To do -
Would you reproduce every record exactly, leaving out the pictures?

(Beginning of Extracted data)

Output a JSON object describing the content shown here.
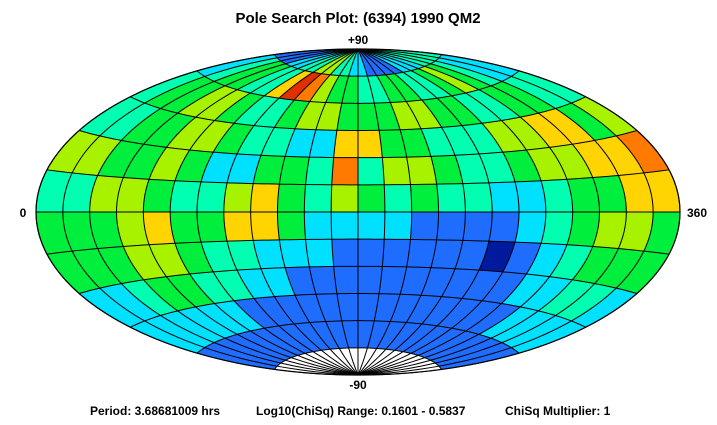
{
  "chart_data": {
    "type": "heatmap",
    "projection": "aitoff",
    "title": "Pole Search Plot: (6394) 1990 QM2",
    "axis_labels": {
      "top": "+90",
      "bottom": "-90",
      "left": "0",
      "right": "360"
    },
    "info": {
      "period": "Period: 3.68681009 hrs",
      "range": "Log10(ChiSq) Range: 0.1601 - 0.5837",
      "multiplier": "ChiSq Multiplier: 1"
    },
    "value_range": [
      0.1601,
      0.5837
    ],
    "color_scale": "blue (low) → cyan → green → yellow → orange → red → dark red (high)",
    "grid": {
      "lon_step_deg": 15,
      "lat_step_deg": 15
    },
    "latitude_bands": [
      75,
      60,
      45,
      30,
      15,
      0,
      -15,
      -30,
      -45,
      -60,
      -75
    ],
    "color_levels": [
      [
        1,
        1,
        1,
        2,
        2,
        3,
        3,
        5,
        5,
        3,
        3,
        2,
        2,
        1,
        1,
        1,
        1,
        2,
        2,
        2,
        3,
        3,
        3,
        3
      ],
      [
        2,
        3,
        4,
        4,
        3,
        3,
        6,
        8,
        7,
        5,
        4,
        4,
        3,
        3,
        4,
        4,
        3,
        3,
        4,
        5,
        4,
        3,
        2,
        2
      ],
      [
        3,
        4,
        4,
        5,
        5,
        4,
        3,
        3,
        4,
        5,
        5,
        4,
        4,
        4,
        5,
        5,
        4,
        4,
        3,
        3,
        4,
        4,
        3,
        3
      ],
      [
        3,
        3,
        4,
        4,
        5,
        5,
        4,
        3,
        3,
        2,
        2,
        6,
        6,
        4,
        4,
        3,
        3,
        3,
        5,
        5,
        6,
        6,
        4,
        5
      ],
      [
        5,
        5,
        4,
        4,
        5,
        4,
        2,
        2,
        4,
        4,
        3,
        7,
        3,
        5,
        5,
        4,
        3,
        3,
        4,
        5,
        5,
        6,
        6,
        7
      ],
      [
        3,
        3,
        5,
        5,
        4,
        3,
        3,
        5,
        6,
        4,
        3,
        5,
        4,
        3,
        4,
        3,
        3,
        2,
        2,
        3,
        4,
        4,
        6,
        6
      ],
      [
        4,
        4,
        4,
        5,
        6,
        4,
        4,
        6,
        6,
        4,
        2,
        2,
        2,
        2,
        1,
        1,
        1,
        1,
        2,
        3,
        4,
        5,
        5,
        4
      ],
      [
        4,
        4,
        4,
        5,
        5,
        4,
        3,
        3,
        2,
        2,
        2,
        1,
        1,
        1,
        1,
        1,
        1,
        0,
        1,
        2,
        3,
        4,
        4,
        4
      ],
      [
        2,
        2,
        3,
        4,
        4,
        3,
        3,
        2,
        2,
        1,
        1,
        1,
        1,
        1,
        1,
        1,
        1,
        1,
        1,
        2,
        2,
        3,
        3,
        2
      ],
      [
        2,
        2,
        2,
        2,
        2,
        2,
        1,
        1,
        1,
        1,
        1,
        1,
        1,
        1,
        1,
        1,
        1,
        1,
        1,
        1,
        2,
        2,
        2,
        2
      ],
      [
        1,
        1,
        1,
        1,
        1,
        1,
        1,
        1,
        1,
        1,
        1,
        1,
        1,
        1,
        1,
        1,
        1,
        1,
        1,
        1,
        1,
        1,
        1,
        1
      ]
    ],
    "palette": [
      "#001a9e",
      "#1f6dff",
      "#00e0ff",
      "#00ffb0",
      "#00ee3c",
      "#a8f200",
      "#ffd400",
      "#ff7a00",
      "#e03000",
      "#8b0000"
    ],
    "colors": {
      "grid_line": "#000000",
      "level_0": "#00008b",
      "level_1": "#1f6dff",
      "level_2": "#00e0ff",
      "level_3": "#00ffb0",
      "level_4": "#00ee3c",
      "level_5": "#a8f200",
      "level_6": "#ffd400",
      "level_7": "#ff7a00",
      "level_8": "#8b0000"
    }
  }
}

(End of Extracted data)

Answer to this problem -
Output a JSON object describing the content shown here.
{
  "chart_data": {
    "type": "heatmap",
    "projection": "aitoff",
    "title": "Pole Search Plot: (6394) 1990 QM2",
    "axis_labels": {
      "top": "+90",
      "bottom": "-90",
      "left": "0",
      "right": "360"
    },
    "info": {
      "period": "Period: 3.68681009 hrs",
      "range": "Log10(ChiSq) Range: 0.1601 - 0.5837",
      "multiplier": "ChiSq Multiplier: 1"
    },
    "value_range": [
      0.1601,
      0.5837
    ],
    "color_scale": "blue (low) → cyan → green → yellow → orange → red → dark red (high)",
    "grid": {
      "lon_step_deg": 15,
      "lat_step_deg": 15
    },
    "latitude_bands": [
      75,
      60,
      45,
      30,
      15,
      0,
      -15,
      -30,
      -45,
      -60,
      -75
    ],
    "color_levels": [
      [
        1,
        1,
        1,
        2,
        2,
        3,
        3,
        5,
        5,
        3,
        3,
        2,
        2,
        1,
        1,
        1,
        1,
        2,
        2,
        2,
        3,
        3,
        3,
        3
      ],
      [
        2,
        3,
        4,
        4,
        3,
        3,
        6,
        8,
        7,
        5,
        4,
        4,
        3,
        3,
        4,
        4,
        3,
        3,
        4,
        5,
        4,
        3,
        2,
        2
      ],
      [
        3,
        4,
        4,
        5,
        5,
        4,
        3,
        3,
        4,
        5,
        5,
        4,
        4,
        4,
        5,
        5,
        4,
        4,
        3,
        3,
        4,
        4,
        3,
        3
      ],
      [
        3,
        3,
        4,
        4,
        5,
        5,
        4,
        3,
        3,
        2,
        2,
        6,
        6,
        4,
        4,
        3,
        3,
        3,
        5,
        5,
        6,
        6,
        4,
        5
      ],
      [
        5,
        5,
        4,
        4,
        5,
        4,
        2,
        2,
        4,
        4,
        3,
        7,
        3,
        5,
        5,
        4,
        3,
        3,
        4,
        5,
        5,
        6,
        6,
        7
      ],
      [
        3,
        3,
        5,
        5,
        4,
        3,
        3,
        5,
        6,
        4,
        3,
        5,
        4,
        3,
        4,
        3,
        3,
        2,
        2,
        3,
        4,
        4,
        6,
        6
      ],
      [
        4,
        4,
        4,
        5,
        6,
        4,
        4,
        6,
        6,
        4,
        2,
        2,
        2,
        2,
        1,
        1,
        1,
        1,
        2,
        3,
        4,
        5,
        5,
        4
      ],
      [
        4,
        4,
        4,
        5,
        5,
        4,
        3,
        3,
        2,
        2,
        2,
        1,
        1,
        1,
        1,
        1,
        1,
        0,
        1,
        2,
        3,
        4,
        4,
        4
      ],
      [
        2,
        2,
        3,
        4,
        4,
        3,
        3,
        2,
        2,
        1,
        1,
        1,
        1,
        1,
        1,
        1,
        1,
        1,
        1,
        2,
        2,
        3,
        3,
        2
      ],
      [
        2,
        2,
        2,
        2,
        2,
        2,
        1,
        1,
        1,
        1,
        1,
        1,
        1,
        1,
        1,
        1,
        1,
        1,
        1,
        1,
        2,
        2,
        2,
        2
      ],
      [
        1,
        1,
        1,
        1,
        1,
        1,
        1,
        1,
        1,
        1,
        1,
        1,
        1,
        1,
        1,
        1,
        1,
        1,
        1,
        1,
        1,
        1,
        1,
        1
      ]
    ],
    "palette": [
      "#001a9e",
      "#1f6dff",
      "#00e0ff",
      "#00ffb0",
      "#00ee3c",
      "#a8f200",
      "#ffd400",
      "#ff7a00",
      "#e03000",
      "#8b0000"
    ],
    "colors": {
      "grid_line": "#000000",
      "level_0": "#00008b",
      "level_1": "#1f6dff",
      "level_2": "#00e0ff",
      "level_3": "#00ffb0",
      "level_4": "#00ee3c",
      "level_5": "#a8f200",
      "level_6": "#ffd400",
      "level_7": "#ff7a00",
      "level_8": "#8b0000"
    }
  }
}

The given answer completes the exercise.